§ **EXERCISE INSTRUCTIONS**
Your response should reproduce every line of the entries that contains the word "selected".

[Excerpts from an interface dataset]
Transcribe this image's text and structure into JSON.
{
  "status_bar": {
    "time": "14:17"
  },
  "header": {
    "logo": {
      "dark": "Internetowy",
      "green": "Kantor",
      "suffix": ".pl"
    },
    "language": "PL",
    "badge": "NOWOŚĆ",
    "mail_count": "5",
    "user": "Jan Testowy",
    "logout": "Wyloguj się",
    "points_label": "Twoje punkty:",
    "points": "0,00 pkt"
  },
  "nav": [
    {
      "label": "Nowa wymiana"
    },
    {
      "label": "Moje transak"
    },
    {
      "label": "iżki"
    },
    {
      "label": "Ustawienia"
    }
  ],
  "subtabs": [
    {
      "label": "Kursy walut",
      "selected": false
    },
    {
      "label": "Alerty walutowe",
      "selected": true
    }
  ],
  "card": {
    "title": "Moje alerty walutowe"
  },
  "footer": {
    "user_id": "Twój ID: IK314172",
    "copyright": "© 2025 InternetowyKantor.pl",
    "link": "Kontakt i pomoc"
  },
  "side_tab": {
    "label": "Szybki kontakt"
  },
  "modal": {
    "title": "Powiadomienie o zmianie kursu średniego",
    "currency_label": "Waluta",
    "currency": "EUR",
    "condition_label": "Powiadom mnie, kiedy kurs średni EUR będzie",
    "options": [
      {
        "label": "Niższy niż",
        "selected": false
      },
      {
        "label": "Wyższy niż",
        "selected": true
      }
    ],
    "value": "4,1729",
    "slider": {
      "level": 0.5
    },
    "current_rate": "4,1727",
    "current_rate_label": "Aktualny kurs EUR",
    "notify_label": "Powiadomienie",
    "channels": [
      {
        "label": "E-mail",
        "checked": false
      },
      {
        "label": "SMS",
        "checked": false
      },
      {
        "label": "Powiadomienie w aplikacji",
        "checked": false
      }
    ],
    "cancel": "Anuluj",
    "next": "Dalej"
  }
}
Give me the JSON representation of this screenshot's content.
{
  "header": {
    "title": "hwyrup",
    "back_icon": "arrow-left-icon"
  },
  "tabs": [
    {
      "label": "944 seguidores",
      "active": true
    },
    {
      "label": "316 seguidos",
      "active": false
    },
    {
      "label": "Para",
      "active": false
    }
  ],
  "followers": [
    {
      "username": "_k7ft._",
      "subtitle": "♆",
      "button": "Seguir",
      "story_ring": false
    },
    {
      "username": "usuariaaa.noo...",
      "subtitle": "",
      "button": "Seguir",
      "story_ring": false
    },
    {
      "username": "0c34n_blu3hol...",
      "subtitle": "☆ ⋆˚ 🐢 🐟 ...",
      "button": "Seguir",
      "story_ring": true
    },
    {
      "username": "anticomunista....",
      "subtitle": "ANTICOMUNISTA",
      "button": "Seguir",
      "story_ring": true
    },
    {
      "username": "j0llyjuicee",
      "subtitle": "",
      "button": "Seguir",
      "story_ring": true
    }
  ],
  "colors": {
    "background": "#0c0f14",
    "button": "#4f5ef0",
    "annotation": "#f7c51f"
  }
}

§ **ANSWER BOX**
      "selected": false
      "selected": true
        "selected": false
        "selected": true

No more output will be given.